■ Records supplied
=== Begin Enclosure ===
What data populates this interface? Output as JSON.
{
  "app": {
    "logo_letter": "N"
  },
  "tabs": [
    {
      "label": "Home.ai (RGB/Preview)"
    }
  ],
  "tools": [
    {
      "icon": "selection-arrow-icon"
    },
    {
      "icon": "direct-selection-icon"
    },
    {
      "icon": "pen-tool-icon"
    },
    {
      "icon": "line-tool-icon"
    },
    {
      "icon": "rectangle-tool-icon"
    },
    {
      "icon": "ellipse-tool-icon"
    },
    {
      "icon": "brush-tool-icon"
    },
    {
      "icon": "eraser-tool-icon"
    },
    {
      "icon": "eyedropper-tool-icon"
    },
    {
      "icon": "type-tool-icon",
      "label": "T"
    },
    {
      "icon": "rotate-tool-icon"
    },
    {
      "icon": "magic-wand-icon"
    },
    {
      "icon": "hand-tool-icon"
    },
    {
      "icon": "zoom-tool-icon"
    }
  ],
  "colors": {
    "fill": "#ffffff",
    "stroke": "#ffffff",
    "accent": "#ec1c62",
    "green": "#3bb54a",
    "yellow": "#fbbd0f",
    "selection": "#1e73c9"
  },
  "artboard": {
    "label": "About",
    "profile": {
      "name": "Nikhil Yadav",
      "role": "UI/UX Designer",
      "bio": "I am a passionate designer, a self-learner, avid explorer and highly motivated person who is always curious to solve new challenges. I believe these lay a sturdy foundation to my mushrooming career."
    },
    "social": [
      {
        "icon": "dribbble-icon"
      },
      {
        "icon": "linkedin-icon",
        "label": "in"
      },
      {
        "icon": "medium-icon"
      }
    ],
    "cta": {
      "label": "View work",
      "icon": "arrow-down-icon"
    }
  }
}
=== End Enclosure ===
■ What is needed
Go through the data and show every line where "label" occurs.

■ Answer to this task
      "label": "Home.ai (RGB/Preview)"
      "label": "T"
    "label": "About",
        "label": "in"
      "label": "View work",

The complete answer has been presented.